* [Listed records]
++++++
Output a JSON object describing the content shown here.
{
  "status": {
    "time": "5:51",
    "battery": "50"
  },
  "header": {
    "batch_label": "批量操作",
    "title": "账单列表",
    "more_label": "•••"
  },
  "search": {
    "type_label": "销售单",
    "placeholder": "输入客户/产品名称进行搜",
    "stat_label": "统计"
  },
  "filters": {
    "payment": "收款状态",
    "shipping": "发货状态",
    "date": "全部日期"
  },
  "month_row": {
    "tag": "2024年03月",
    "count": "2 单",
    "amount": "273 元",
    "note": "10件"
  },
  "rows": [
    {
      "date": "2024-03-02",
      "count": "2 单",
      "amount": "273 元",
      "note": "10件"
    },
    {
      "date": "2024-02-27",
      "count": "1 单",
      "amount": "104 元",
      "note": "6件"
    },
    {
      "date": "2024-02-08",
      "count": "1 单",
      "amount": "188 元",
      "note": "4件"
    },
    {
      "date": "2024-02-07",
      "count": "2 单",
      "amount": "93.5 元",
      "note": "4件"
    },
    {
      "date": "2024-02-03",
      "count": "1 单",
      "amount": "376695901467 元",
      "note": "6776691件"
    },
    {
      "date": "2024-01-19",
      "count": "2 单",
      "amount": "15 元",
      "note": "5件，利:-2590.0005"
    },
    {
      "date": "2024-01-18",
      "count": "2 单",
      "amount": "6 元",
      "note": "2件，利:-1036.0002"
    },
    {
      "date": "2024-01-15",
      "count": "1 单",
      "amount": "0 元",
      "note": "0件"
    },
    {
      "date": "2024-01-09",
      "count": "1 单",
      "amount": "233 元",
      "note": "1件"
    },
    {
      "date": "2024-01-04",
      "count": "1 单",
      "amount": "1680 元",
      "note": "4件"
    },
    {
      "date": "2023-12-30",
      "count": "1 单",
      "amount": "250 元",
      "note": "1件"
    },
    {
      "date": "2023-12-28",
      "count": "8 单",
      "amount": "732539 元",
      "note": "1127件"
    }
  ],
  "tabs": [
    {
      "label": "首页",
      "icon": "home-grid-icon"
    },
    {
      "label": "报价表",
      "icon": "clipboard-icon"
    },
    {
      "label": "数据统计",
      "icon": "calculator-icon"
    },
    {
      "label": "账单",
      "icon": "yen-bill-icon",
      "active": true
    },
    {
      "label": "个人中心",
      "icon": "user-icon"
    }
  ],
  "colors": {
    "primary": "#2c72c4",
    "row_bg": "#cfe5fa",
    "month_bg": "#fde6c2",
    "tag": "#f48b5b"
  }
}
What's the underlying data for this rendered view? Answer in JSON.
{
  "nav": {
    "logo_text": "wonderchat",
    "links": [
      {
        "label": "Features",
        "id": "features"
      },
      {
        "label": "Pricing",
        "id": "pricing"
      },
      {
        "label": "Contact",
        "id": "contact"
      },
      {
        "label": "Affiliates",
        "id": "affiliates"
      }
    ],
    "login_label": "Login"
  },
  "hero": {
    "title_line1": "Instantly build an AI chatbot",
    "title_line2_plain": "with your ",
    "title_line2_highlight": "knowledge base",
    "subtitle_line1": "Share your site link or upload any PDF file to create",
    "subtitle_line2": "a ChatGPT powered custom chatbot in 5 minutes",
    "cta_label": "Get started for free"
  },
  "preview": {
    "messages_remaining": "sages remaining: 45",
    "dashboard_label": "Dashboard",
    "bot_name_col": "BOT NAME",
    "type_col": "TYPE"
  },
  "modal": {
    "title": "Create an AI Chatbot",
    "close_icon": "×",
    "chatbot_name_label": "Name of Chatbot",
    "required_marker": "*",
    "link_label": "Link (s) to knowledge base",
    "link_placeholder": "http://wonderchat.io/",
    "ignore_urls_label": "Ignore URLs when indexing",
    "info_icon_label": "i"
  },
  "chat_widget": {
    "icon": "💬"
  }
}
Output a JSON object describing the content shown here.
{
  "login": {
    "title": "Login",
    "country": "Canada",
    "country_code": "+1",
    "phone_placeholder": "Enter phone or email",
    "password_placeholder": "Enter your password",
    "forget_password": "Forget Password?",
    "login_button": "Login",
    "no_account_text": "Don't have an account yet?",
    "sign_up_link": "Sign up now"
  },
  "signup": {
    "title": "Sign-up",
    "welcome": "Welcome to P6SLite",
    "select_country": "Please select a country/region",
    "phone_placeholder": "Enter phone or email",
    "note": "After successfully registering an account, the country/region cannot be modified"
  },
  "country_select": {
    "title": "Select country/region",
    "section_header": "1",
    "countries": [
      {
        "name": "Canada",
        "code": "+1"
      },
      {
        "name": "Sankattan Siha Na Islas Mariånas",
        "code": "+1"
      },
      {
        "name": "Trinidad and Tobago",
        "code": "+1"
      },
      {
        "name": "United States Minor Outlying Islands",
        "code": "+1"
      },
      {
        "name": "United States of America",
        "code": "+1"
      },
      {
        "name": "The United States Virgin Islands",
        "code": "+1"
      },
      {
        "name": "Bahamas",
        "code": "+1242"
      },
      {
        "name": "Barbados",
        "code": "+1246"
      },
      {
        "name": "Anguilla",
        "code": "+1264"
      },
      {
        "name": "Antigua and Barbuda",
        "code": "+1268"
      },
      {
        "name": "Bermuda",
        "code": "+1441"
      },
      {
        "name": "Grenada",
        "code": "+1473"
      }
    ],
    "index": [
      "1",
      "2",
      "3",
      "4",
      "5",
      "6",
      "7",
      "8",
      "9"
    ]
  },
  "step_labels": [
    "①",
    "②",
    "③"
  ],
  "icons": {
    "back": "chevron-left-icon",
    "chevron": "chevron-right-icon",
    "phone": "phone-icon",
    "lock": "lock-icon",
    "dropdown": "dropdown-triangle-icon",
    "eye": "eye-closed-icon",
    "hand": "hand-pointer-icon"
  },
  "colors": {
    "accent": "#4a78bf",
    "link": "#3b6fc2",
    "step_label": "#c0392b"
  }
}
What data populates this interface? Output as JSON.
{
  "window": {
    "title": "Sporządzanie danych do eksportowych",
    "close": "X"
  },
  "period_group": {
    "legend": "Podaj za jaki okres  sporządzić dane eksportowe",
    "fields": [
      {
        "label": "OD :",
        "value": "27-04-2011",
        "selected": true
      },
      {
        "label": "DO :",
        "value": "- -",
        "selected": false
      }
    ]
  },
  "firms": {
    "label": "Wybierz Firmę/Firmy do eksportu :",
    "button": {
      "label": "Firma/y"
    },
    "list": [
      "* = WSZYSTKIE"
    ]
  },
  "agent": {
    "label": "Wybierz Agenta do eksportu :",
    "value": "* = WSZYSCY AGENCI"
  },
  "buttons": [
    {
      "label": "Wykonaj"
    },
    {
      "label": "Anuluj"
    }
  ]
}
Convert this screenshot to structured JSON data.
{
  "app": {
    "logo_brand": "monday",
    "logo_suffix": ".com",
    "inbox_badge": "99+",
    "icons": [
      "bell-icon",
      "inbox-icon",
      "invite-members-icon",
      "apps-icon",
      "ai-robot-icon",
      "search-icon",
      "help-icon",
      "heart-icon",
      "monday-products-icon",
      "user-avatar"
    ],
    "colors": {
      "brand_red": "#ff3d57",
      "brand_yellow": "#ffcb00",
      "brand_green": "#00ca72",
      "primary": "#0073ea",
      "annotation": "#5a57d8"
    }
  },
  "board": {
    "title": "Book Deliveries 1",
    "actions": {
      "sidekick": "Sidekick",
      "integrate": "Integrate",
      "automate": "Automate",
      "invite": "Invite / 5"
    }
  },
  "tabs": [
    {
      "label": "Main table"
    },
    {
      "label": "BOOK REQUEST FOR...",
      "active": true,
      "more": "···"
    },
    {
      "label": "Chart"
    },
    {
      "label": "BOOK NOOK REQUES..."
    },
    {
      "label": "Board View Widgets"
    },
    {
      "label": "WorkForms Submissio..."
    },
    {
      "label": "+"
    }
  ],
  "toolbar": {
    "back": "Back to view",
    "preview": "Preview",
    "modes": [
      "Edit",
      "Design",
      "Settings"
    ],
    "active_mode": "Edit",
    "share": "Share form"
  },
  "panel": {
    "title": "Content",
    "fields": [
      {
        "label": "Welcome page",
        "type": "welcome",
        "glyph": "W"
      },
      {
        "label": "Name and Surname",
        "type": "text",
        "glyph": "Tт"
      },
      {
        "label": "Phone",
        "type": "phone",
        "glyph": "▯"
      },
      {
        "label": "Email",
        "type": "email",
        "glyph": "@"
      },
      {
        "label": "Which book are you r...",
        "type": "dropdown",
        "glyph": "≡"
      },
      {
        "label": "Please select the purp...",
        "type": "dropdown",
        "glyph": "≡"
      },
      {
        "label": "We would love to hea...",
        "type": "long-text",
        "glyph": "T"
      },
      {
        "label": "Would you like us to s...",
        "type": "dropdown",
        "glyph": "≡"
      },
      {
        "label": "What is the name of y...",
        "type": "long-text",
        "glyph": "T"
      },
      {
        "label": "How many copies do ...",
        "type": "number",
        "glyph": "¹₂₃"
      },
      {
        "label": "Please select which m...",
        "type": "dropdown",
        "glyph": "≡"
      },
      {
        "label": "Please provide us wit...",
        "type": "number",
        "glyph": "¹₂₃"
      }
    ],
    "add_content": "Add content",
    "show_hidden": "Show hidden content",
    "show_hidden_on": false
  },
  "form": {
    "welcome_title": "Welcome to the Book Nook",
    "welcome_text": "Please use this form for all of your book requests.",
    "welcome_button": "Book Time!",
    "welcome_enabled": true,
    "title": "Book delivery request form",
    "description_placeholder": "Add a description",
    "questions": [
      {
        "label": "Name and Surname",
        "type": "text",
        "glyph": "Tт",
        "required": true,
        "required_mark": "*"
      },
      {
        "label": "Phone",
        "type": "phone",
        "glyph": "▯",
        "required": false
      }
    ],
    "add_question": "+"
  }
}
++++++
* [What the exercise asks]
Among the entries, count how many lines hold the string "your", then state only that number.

* [Answer space]
4